a digitally cropped hand with a soft blanket on a pink background

Tee Kundu’s Sonic Garden talks to the plants, the soil, the wind, and the light, translating their conversations into music and creating a way for us to engage in play with our non-human relations. It offers us a way to make music together – a little love song, of sorts.

Living inside the Queens Green Community Garden in downtown Kitchener, this installation uses multiple sensors to measure moisture, soil humidity and other data, processing this information into music and noise through code. Having worked as a community-based artist-educator for many years, Kundu recently shifted their teaching practice into more technology-based spaces. It was through teaching folks about conductivity, by playing with accessible materials like paper and copper tape, that the artist started thinking about the movement of energy across connections made in public and community spaces.

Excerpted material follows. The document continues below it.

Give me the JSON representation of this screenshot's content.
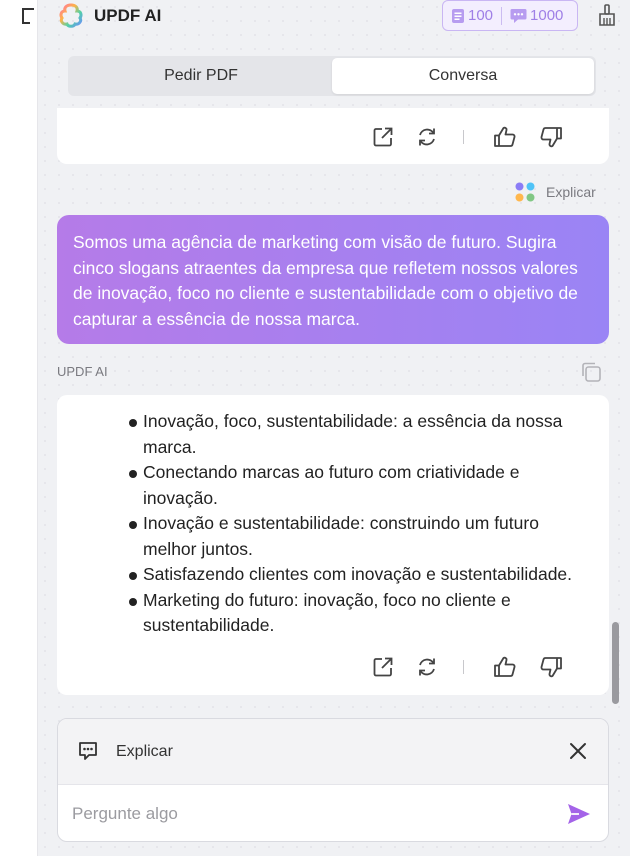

In particular they began reflecting on the ephemeral history of DIY spaces in the not-so-small and not-quite-big city of Kitchener-Waterloo – the many collaborators and organizers who contribute(d) their energy to sustaining these spaces, as they come in and out of existence. Kundu’s foraged recital Sonic Garden takes place in one such community-organized space, a community garden, inviting visitors to spend time and make music with the garden’s expansive and networked connections with non-human and human friends.


Tee Kundu is an interdisciplinary artist, illustrator & educator. They mostly draw things. In addition to drawing, they often work in social practice, performance, zines, facilitation, etc. They want to be a storyteller, and they want to be helpful. A DIY kind of person. 

They have run workshops for Button Factory Arts, Rainbow Reels, Hamilton Artists’ Inc, Glasgow Zine Library, Hot Damn Its a Queer Slam, Queens University, and others. They have also exhibited work with Whippersnapper Gallery, Roundtable Residency, MSVU Gallery, Xpace Cultural Center, and other galleries. Their proudest achievement is organizing Alt-Futures, a BIPOC media arts residency at Factory Media Centre in 2022. Most recently, they left their job at a public library to learn more about circuits and stuff. 

At the moment, they are very tired and trying to understand, under capitalism, how to build a life that still carries joy and comfort for sad, tired bodies. They are trying to grow out of capitalism, and will send a postcard when they arrive.